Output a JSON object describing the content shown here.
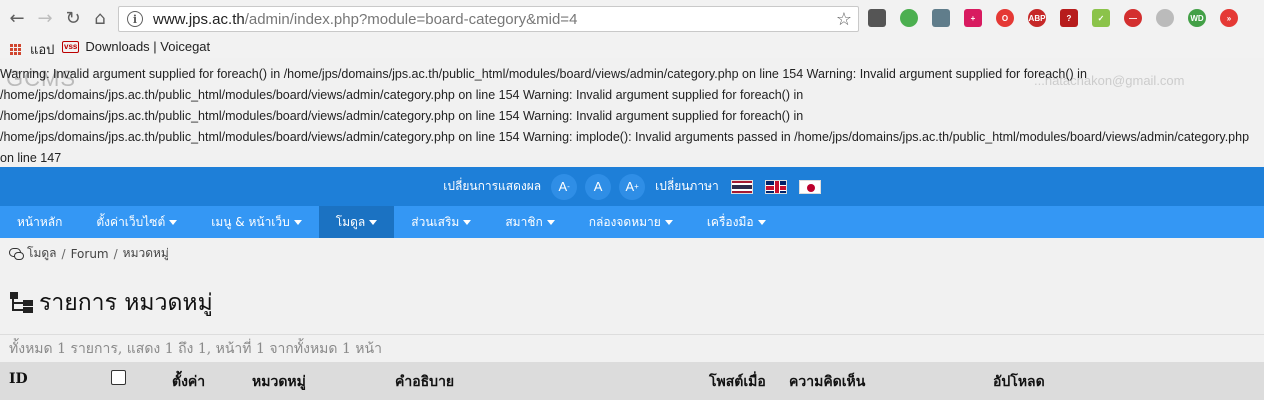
{
  "browser": {
    "url_host": "www.jps.ac.th",
    "url_path": "/admin/index.php?module=board-category&mid=4",
    "bookmarks": [
      {
        "label": "แอป"
      },
      {
        "label": "Downloads | Voicegat"
      }
    ]
  },
  "warning_text": "Warning: Invalid argument supplied for foreach() in /home/jps/domains/jps.ac.th/public_html/modules/board/views/admin/category.php on line 154 Warning: Invalid argument supplied for foreach() in\n/home/jps/domains/jps.ac.th/public_html/modules/board/views/admin/category.php on line 154 Warning: Invalid argument supplied for foreach() in\n/home/jps/domains/jps.ac.th/public_html/modules/board/views/admin/category.php on line 154 Warning: Invalid argument supplied for foreach() in\n/home/jps/domains/jps.ac.th/public_html/modules/board/views/admin/category.php on line 154 Warning: implode(): Invalid arguments passed in /home/jps/domains/jps.ac.th/public_html/modules/board/views/admin/category.php\non line 147",
  "header": {
    "logo": "GCMS",
    "user": "...hatachakon@gmail.com"
  },
  "display_bar": {
    "display_label": "เปลี่ยนการแสดงผล",
    "font_smaller": "A",
    "font_normal": "A",
    "font_larger": "A",
    "language_label": "เปลี่ยนภาษา"
  },
  "menu": [
    {
      "label": "หน้าหลัก",
      "dropdown": false,
      "active": false
    },
    {
      "label": "ตั้งค่าเว็บไซต์",
      "dropdown": true,
      "active": false
    },
    {
      "label": "เมนู & หน้าเว็บ",
      "dropdown": true,
      "active": false
    },
    {
      "label": "โมดูล",
      "dropdown": true,
      "active": true
    },
    {
      "label": "ส่วนเสริม",
      "dropdown": true,
      "active": false
    },
    {
      "label": "สมาชิก",
      "dropdown": true,
      "active": false
    },
    {
      "label": "กล่องจดหมาย",
      "dropdown": true,
      "active": false
    },
    {
      "label": "เครื่องมือ",
      "dropdown": true,
      "active": false
    }
  ],
  "breadcrumb": [
    "โมดูล",
    "Forum",
    "หมวดหมู่"
  ],
  "page_title": "รายการ หมวดหมู่",
  "summary": "ทั้งหมด 1 รายการ, แสดง 1 ถึง 1, หน้าที่ 1 จากทั้งหมด 1 หน้า",
  "table": {
    "columns": [
      "ID",
      "ตั้งค่า",
      "หมวดหมู่",
      "คำอธิบาย",
      "โพสต์เมื่อ",
      "ความคิดเห็น",
      "อัปโหลด"
    ]
  }
}
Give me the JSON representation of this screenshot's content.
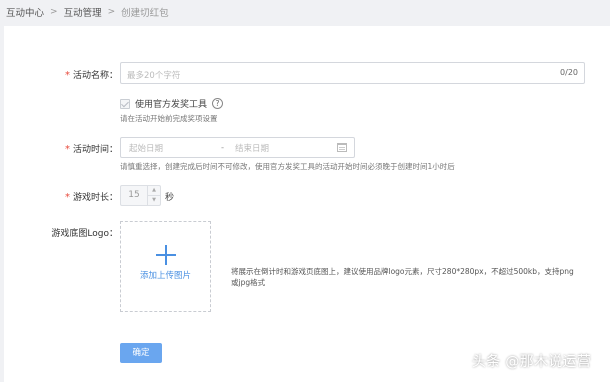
{
  "breadcrumb": {
    "items": [
      "互动中心",
      "互动管理"
    ],
    "current": "创建切红包",
    "separator": ">"
  },
  "form": {
    "name": {
      "label": "活动名称：",
      "required_mark": "*",
      "placeholder": "最多20个字符",
      "value": "",
      "counter": "0/20"
    },
    "official_tool": {
      "checkbox_label": "使用官方发奖工具",
      "checked": true,
      "disabled": true,
      "help_glyph": "?",
      "hint": "请在活动开始前完成奖项设置"
    },
    "time": {
      "label": "活动时间：",
      "required_mark": "*",
      "start_placeholder": "起始日期",
      "separator": "-",
      "end_placeholder": "结束日期",
      "hint": "请慎重选择，创建完成后时间不可修改，使用官方发奖工具的活动开始时间必须晚于创建时间1小时后"
    },
    "duration": {
      "label": "游戏时长：",
      "required_mark": "*",
      "value": "15",
      "up_arrow": "▲",
      "down_arrow": "▼",
      "unit": "秒"
    },
    "logo": {
      "label": "游戏底图Logo：",
      "upload_label": "添加上传图片",
      "note": "将展示在倒计时和游戏页底图上，建议使用品牌logo元素，尺寸280*280px，不超过500kb，支持png或jpg格式"
    },
    "submit_label": "确定"
  },
  "watermark": "头条 @那木说运营",
  "colors": {
    "accent": "#4a90e2",
    "button": "#6aa6ef",
    "required": "#e84a3c",
    "background": "#f0f1f4"
  }
}
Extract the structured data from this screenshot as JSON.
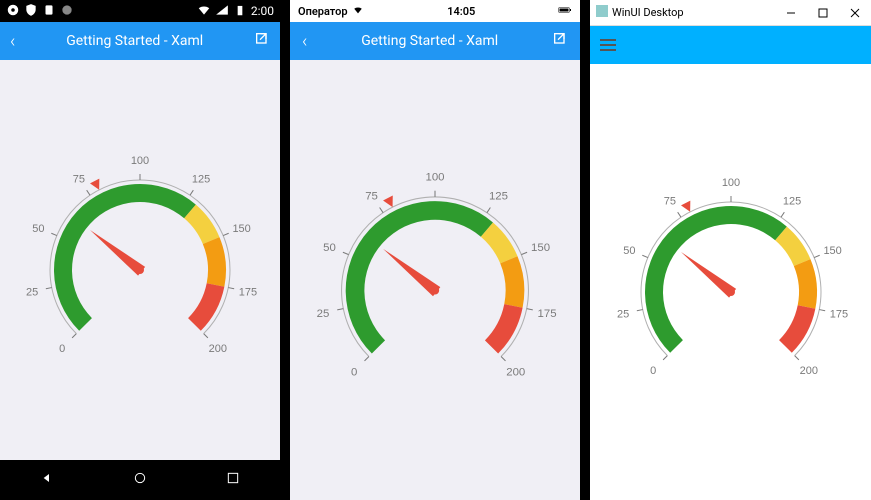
{
  "android": {
    "status_time": "2:00",
    "title": "Getting Started - Xaml"
  },
  "ios": {
    "carrier": "Оператор",
    "time": "14:05",
    "title": "Getting Started - Xaml"
  },
  "win": {
    "window_title": "WinUI Desktop"
  },
  "chart_data": {
    "type": "gauge",
    "min": 0,
    "max": 200,
    "start_angle": 225,
    "end_angle": -45,
    "ticks": [
      0,
      25,
      50,
      75,
      100,
      125,
      150,
      175,
      200
    ],
    "needle_value": 62,
    "marker_value": 80,
    "ranges": [
      {
        "start": 0,
        "end": 130,
        "color": "#2E9B2E"
      },
      {
        "start": 130,
        "end": 150,
        "color": "#F4D03F"
      },
      {
        "start": 150,
        "end": 175,
        "color": "#F39C12"
      },
      {
        "start": 175,
        "end": 200,
        "color": "#E74C3C"
      }
    ]
  }
}
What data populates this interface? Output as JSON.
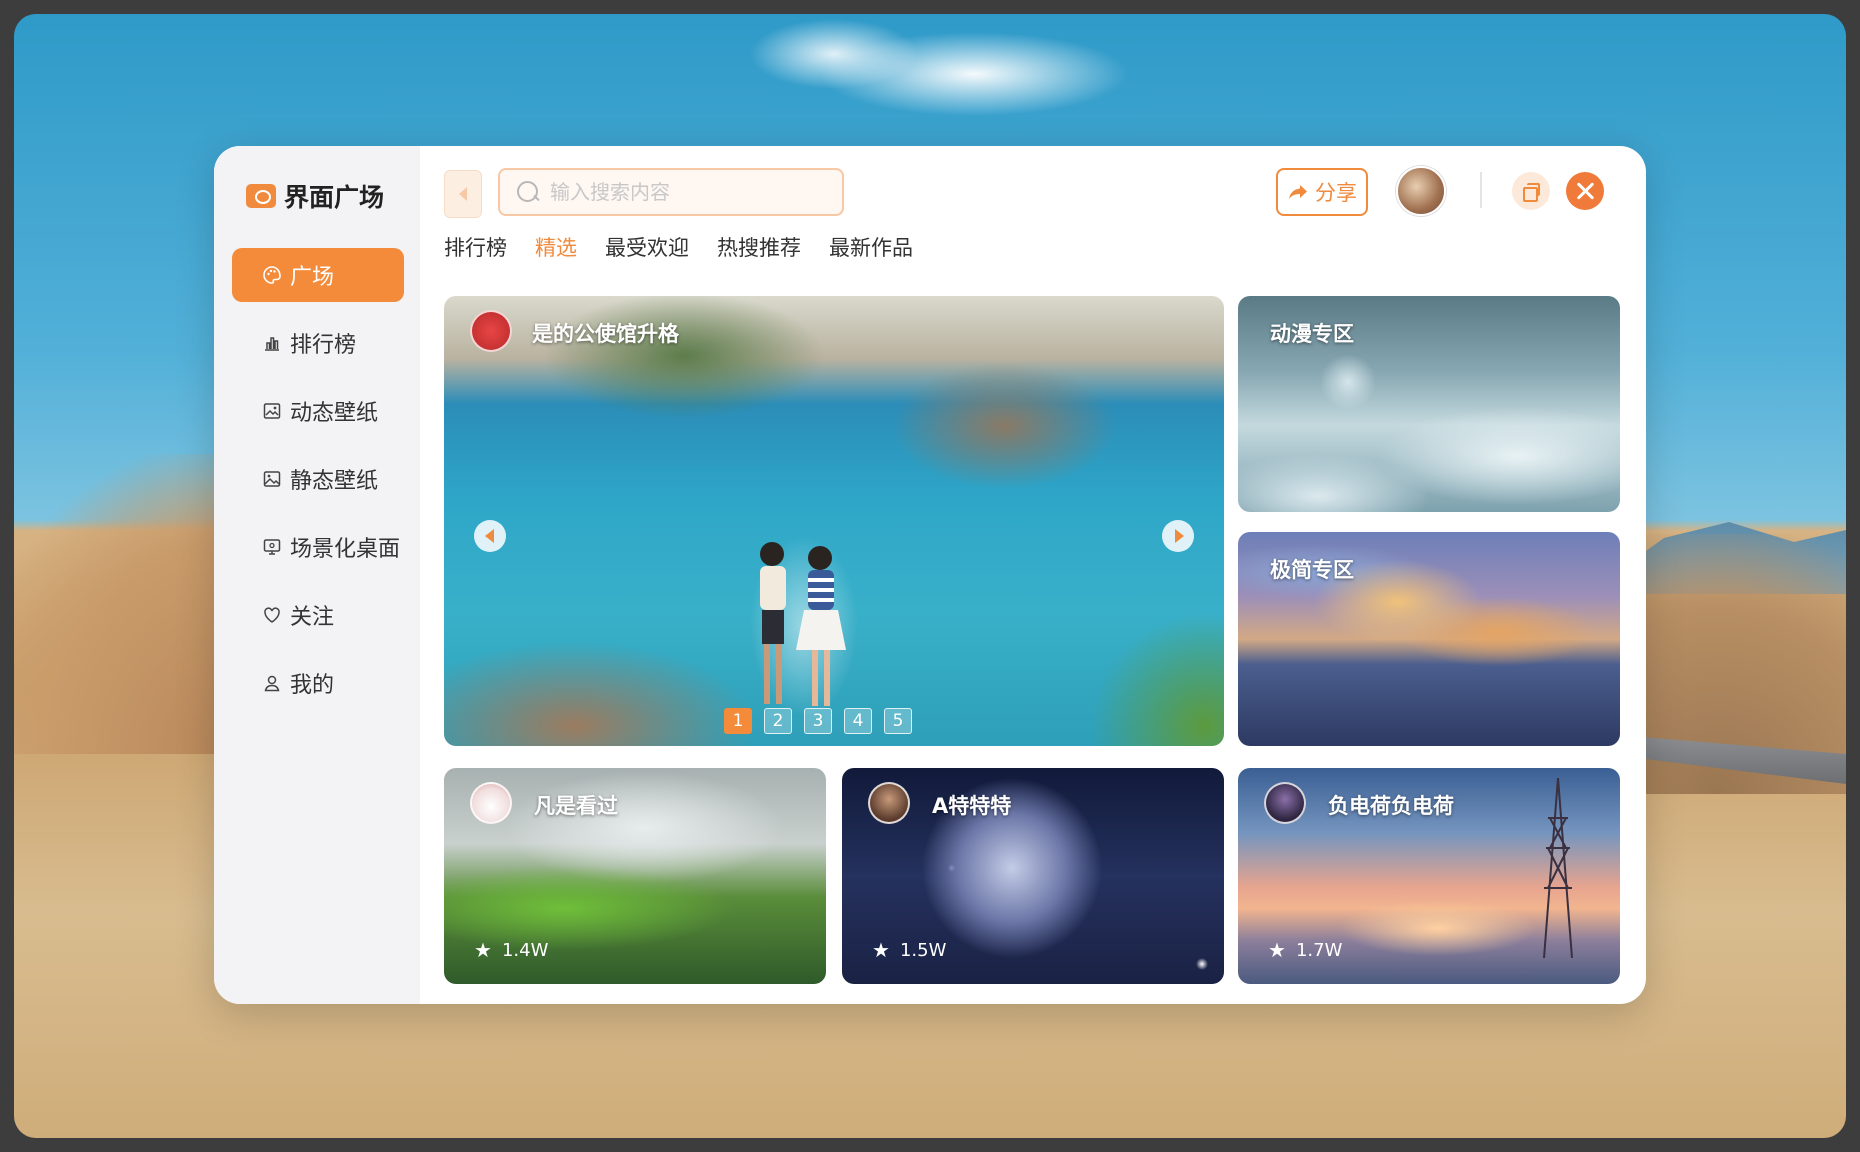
{
  "app": {
    "title": "界面广场"
  },
  "sidebar": {
    "items": [
      {
        "label": "广场",
        "icon": "palette-icon",
        "active": true
      },
      {
        "label": "排行榜",
        "icon": "bar-chart-icon",
        "active": false
      },
      {
        "label": "动态壁纸",
        "icon": "dynamic-wallpaper-icon",
        "active": false
      },
      {
        "label": "静态壁纸",
        "icon": "image-icon",
        "active": false
      },
      {
        "label": "场景化桌面",
        "icon": "desktop-icon",
        "active": false
      },
      {
        "label": "关注",
        "icon": "heart-icon",
        "active": false
      },
      {
        "label": "我的",
        "icon": "user-icon",
        "active": false
      }
    ]
  },
  "header": {
    "search_placeholder": "输入搜索内容",
    "share_label": "分享"
  },
  "tabs": [
    {
      "label": "排行榜",
      "active": false
    },
    {
      "label": "精选",
      "active": true
    },
    {
      "label": "最受欢迎",
      "active": false
    },
    {
      "label": "热搜推荐",
      "active": false
    },
    {
      "label": "最新作品",
      "active": false
    }
  ],
  "hero": {
    "title": "是的公使馆升格",
    "pages": [
      "1",
      "2",
      "3",
      "4",
      "5"
    ],
    "active_page": "1"
  },
  "side_cards": [
    {
      "title": "动漫专区"
    },
    {
      "title": "极简专区"
    }
  ],
  "bottom_cards": [
    {
      "title": "凡是看过",
      "stars": "1.4W"
    },
    {
      "title": "A特特特",
      "stars": "1.5W"
    },
    {
      "title": "负电荷负电荷",
      "stars": "1.7W"
    }
  ],
  "colors": {
    "accent": "#f08a3c",
    "sidebar_bg": "#f3f3f5"
  }
}
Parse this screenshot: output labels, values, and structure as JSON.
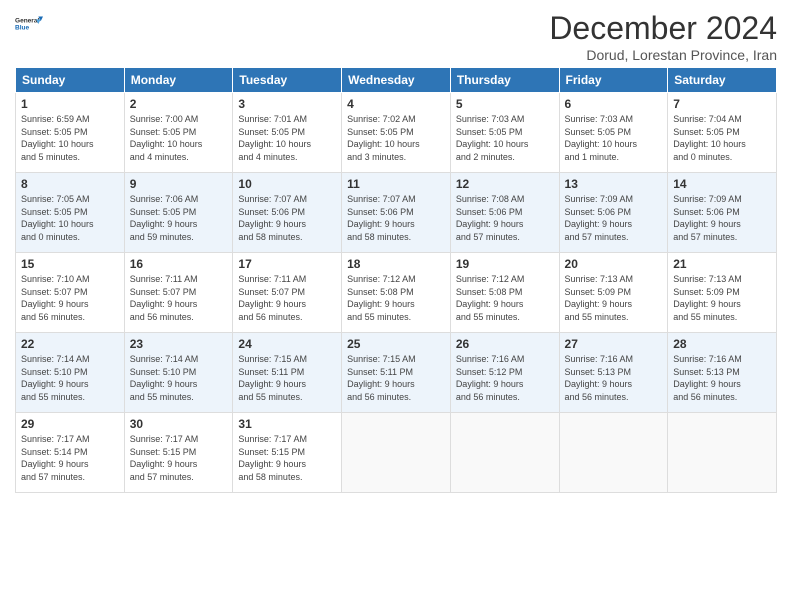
{
  "header": {
    "logo_line1": "General",
    "logo_line2": "Blue",
    "month_title": "December 2024",
    "subtitle": "Dorud, Lorestan Province, Iran"
  },
  "days_of_week": [
    "Sunday",
    "Monday",
    "Tuesday",
    "Wednesday",
    "Thursday",
    "Friday",
    "Saturday"
  ],
  "weeks": [
    [
      {
        "day": 1,
        "info": "Sunrise: 6:59 AM\nSunset: 5:05 PM\nDaylight: 10 hours\nand 5 minutes."
      },
      {
        "day": 2,
        "info": "Sunrise: 7:00 AM\nSunset: 5:05 PM\nDaylight: 10 hours\nand 4 minutes."
      },
      {
        "day": 3,
        "info": "Sunrise: 7:01 AM\nSunset: 5:05 PM\nDaylight: 10 hours\nand 4 minutes."
      },
      {
        "day": 4,
        "info": "Sunrise: 7:02 AM\nSunset: 5:05 PM\nDaylight: 10 hours\nand 3 minutes."
      },
      {
        "day": 5,
        "info": "Sunrise: 7:03 AM\nSunset: 5:05 PM\nDaylight: 10 hours\nand 2 minutes."
      },
      {
        "day": 6,
        "info": "Sunrise: 7:03 AM\nSunset: 5:05 PM\nDaylight: 10 hours\nand 1 minute."
      },
      {
        "day": 7,
        "info": "Sunrise: 7:04 AM\nSunset: 5:05 PM\nDaylight: 10 hours\nand 0 minutes."
      }
    ],
    [
      {
        "day": 8,
        "info": "Sunrise: 7:05 AM\nSunset: 5:05 PM\nDaylight: 10 hours\nand 0 minutes."
      },
      {
        "day": 9,
        "info": "Sunrise: 7:06 AM\nSunset: 5:05 PM\nDaylight: 9 hours\nand 59 minutes."
      },
      {
        "day": 10,
        "info": "Sunrise: 7:07 AM\nSunset: 5:06 PM\nDaylight: 9 hours\nand 58 minutes."
      },
      {
        "day": 11,
        "info": "Sunrise: 7:07 AM\nSunset: 5:06 PM\nDaylight: 9 hours\nand 58 minutes."
      },
      {
        "day": 12,
        "info": "Sunrise: 7:08 AM\nSunset: 5:06 PM\nDaylight: 9 hours\nand 57 minutes."
      },
      {
        "day": 13,
        "info": "Sunrise: 7:09 AM\nSunset: 5:06 PM\nDaylight: 9 hours\nand 57 minutes."
      },
      {
        "day": 14,
        "info": "Sunrise: 7:09 AM\nSunset: 5:06 PM\nDaylight: 9 hours\nand 57 minutes."
      }
    ],
    [
      {
        "day": 15,
        "info": "Sunrise: 7:10 AM\nSunset: 5:07 PM\nDaylight: 9 hours\nand 56 minutes."
      },
      {
        "day": 16,
        "info": "Sunrise: 7:11 AM\nSunset: 5:07 PM\nDaylight: 9 hours\nand 56 minutes."
      },
      {
        "day": 17,
        "info": "Sunrise: 7:11 AM\nSunset: 5:07 PM\nDaylight: 9 hours\nand 56 minutes."
      },
      {
        "day": 18,
        "info": "Sunrise: 7:12 AM\nSunset: 5:08 PM\nDaylight: 9 hours\nand 55 minutes."
      },
      {
        "day": 19,
        "info": "Sunrise: 7:12 AM\nSunset: 5:08 PM\nDaylight: 9 hours\nand 55 minutes."
      },
      {
        "day": 20,
        "info": "Sunrise: 7:13 AM\nSunset: 5:09 PM\nDaylight: 9 hours\nand 55 minutes."
      },
      {
        "day": 21,
        "info": "Sunrise: 7:13 AM\nSunset: 5:09 PM\nDaylight: 9 hours\nand 55 minutes."
      }
    ],
    [
      {
        "day": 22,
        "info": "Sunrise: 7:14 AM\nSunset: 5:10 PM\nDaylight: 9 hours\nand 55 minutes."
      },
      {
        "day": 23,
        "info": "Sunrise: 7:14 AM\nSunset: 5:10 PM\nDaylight: 9 hours\nand 55 minutes."
      },
      {
        "day": 24,
        "info": "Sunrise: 7:15 AM\nSunset: 5:11 PM\nDaylight: 9 hours\nand 55 minutes."
      },
      {
        "day": 25,
        "info": "Sunrise: 7:15 AM\nSunset: 5:11 PM\nDaylight: 9 hours\nand 56 minutes."
      },
      {
        "day": 26,
        "info": "Sunrise: 7:16 AM\nSunset: 5:12 PM\nDaylight: 9 hours\nand 56 minutes."
      },
      {
        "day": 27,
        "info": "Sunrise: 7:16 AM\nSunset: 5:13 PM\nDaylight: 9 hours\nand 56 minutes."
      },
      {
        "day": 28,
        "info": "Sunrise: 7:16 AM\nSunset: 5:13 PM\nDaylight: 9 hours\nand 56 minutes."
      }
    ],
    [
      {
        "day": 29,
        "info": "Sunrise: 7:17 AM\nSunset: 5:14 PM\nDaylight: 9 hours\nand 57 minutes."
      },
      {
        "day": 30,
        "info": "Sunrise: 7:17 AM\nSunset: 5:15 PM\nDaylight: 9 hours\nand 57 minutes."
      },
      {
        "day": 31,
        "info": "Sunrise: 7:17 AM\nSunset: 5:15 PM\nDaylight: 9 hours\nand 58 minutes."
      },
      {
        "day": null,
        "info": ""
      },
      {
        "day": null,
        "info": ""
      },
      {
        "day": null,
        "info": ""
      },
      {
        "day": null,
        "info": ""
      }
    ]
  ]
}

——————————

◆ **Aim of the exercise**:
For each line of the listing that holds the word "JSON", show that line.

◆ **Task answer**:
Output a JSON object describing the content shown here.
Give me the JSON representation of this screenshot's content.
Extract the structured data from this screenshot as JSON.
What data populates this interface? Output as JSON.
Parse this screenshot: output labels, values, and structure as JSON.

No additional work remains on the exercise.